━━ Dataset
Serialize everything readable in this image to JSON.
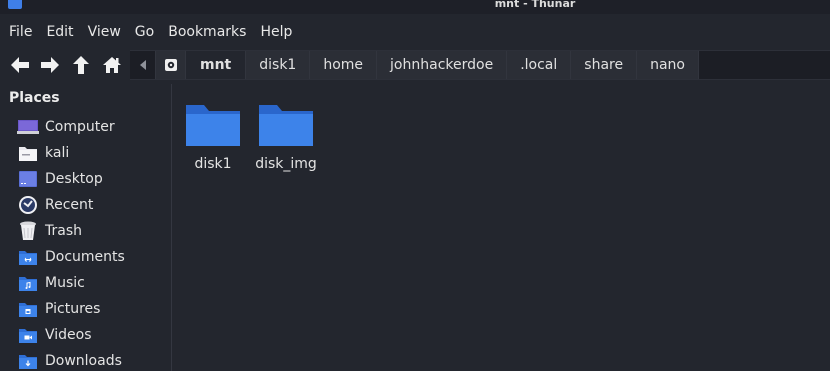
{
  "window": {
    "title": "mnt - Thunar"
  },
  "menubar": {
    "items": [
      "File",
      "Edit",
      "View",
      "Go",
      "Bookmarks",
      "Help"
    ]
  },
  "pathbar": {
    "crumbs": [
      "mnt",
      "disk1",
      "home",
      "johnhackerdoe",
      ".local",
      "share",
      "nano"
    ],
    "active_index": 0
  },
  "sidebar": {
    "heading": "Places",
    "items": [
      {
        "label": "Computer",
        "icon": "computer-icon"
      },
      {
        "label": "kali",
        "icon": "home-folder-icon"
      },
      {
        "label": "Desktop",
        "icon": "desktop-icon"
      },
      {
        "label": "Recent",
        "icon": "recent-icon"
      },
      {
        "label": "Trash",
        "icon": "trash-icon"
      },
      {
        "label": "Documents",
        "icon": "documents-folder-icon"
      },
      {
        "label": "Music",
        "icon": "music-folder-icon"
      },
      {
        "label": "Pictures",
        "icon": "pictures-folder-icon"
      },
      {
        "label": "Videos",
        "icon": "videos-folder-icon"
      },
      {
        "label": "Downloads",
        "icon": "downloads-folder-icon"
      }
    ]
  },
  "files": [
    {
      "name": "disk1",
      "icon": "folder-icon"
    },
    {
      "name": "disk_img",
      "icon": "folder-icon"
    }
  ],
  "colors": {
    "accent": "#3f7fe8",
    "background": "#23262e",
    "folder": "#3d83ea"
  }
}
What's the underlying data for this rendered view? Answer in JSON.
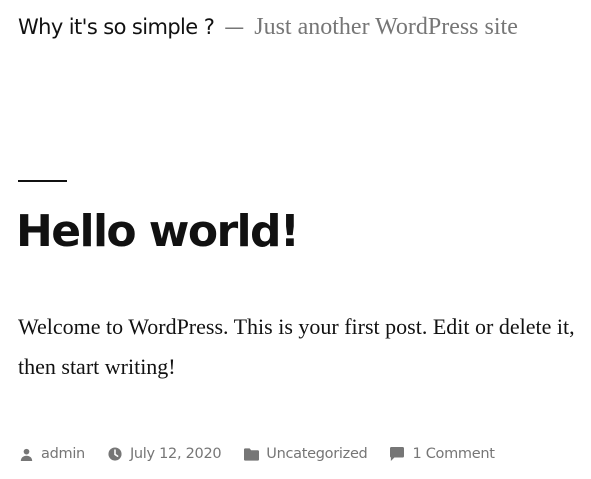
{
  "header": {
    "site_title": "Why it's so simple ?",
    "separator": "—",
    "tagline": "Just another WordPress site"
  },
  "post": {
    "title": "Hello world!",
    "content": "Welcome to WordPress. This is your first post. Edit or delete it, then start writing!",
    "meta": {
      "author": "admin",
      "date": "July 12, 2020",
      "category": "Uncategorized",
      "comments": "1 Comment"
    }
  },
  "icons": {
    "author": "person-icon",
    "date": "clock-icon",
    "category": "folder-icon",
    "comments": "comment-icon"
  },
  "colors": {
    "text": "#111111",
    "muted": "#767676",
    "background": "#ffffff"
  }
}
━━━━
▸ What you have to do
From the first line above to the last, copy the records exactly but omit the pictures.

▸ Your response
Serialize everything readable in this image to JSON.
{
  "window": {
    "title": "mnt - Thunar"
  },
  "menubar": {
    "items": [
      "File",
      "Edit",
      "View",
      "Go",
      "Bookmarks",
      "Help"
    ]
  },
  "pathbar": {
    "crumbs": [
      "mnt",
      "disk1",
      "home",
      "johnhackerdoe",
      ".local",
      "share",
      "nano"
    ],
    "active_index": 0
  },
  "sidebar": {
    "heading": "Places",
    "items": [
      {
        "label": "Computer",
        "icon": "computer-icon"
      },
      {
        "label": "kali",
        "icon": "home-folder-icon"
      },
      {
        "label": "Desktop",
        "icon": "desktop-icon"
      },
      {
        "label": "Recent",
        "icon": "recent-icon"
      },
      {
        "label": "Trash",
        "icon": "trash-icon"
      },
      {
        "label": "Documents",
        "icon": "documents-folder-icon"
      },
      {
        "label": "Music",
        "icon": "music-folder-icon"
      },
      {
        "label": "Pictures",
        "icon": "pictures-folder-icon"
      },
      {
        "label": "Videos",
        "icon": "videos-folder-icon"
      },
      {
        "label": "Downloads",
        "icon": "downloads-folder-icon"
      }
    ]
  },
  "files": [
    {
      "name": "disk1",
      "icon": "folder-icon"
    },
    {
      "name": "disk_img",
      "icon": "folder-icon"
    }
  ],
  "colors": {
    "accent": "#3f7fe8",
    "background": "#23262e",
    "folder": "#3d83ea"
  }
}
What's the underlying data for this rendered view? Answer in JSON.
{
  "header": {
    "site_title": "Why it's so simple ?",
    "separator": "—",
    "tagline": "Just another WordPress site"
  },
  "post": {
    "title": "Hello world!",
    "content": "Welcome to WordPress. This is your first post. Edit or delete it, then start writing!",
    "meta": {
      "author": "admin",
      "date": "July 12, 2020",
      "category": "Uncategorized",
      "comments": "1 Comment"
    }
  },
  "icons": {
    "author": "person-icon",
    "date": "clock-icon",
    "category": "folder-icon",
    "comments": "comment-icon"
  },
  "colors": {
    "text": "#111111",
    "muted": "#767676",
    "background": "#ffffff"
  }
}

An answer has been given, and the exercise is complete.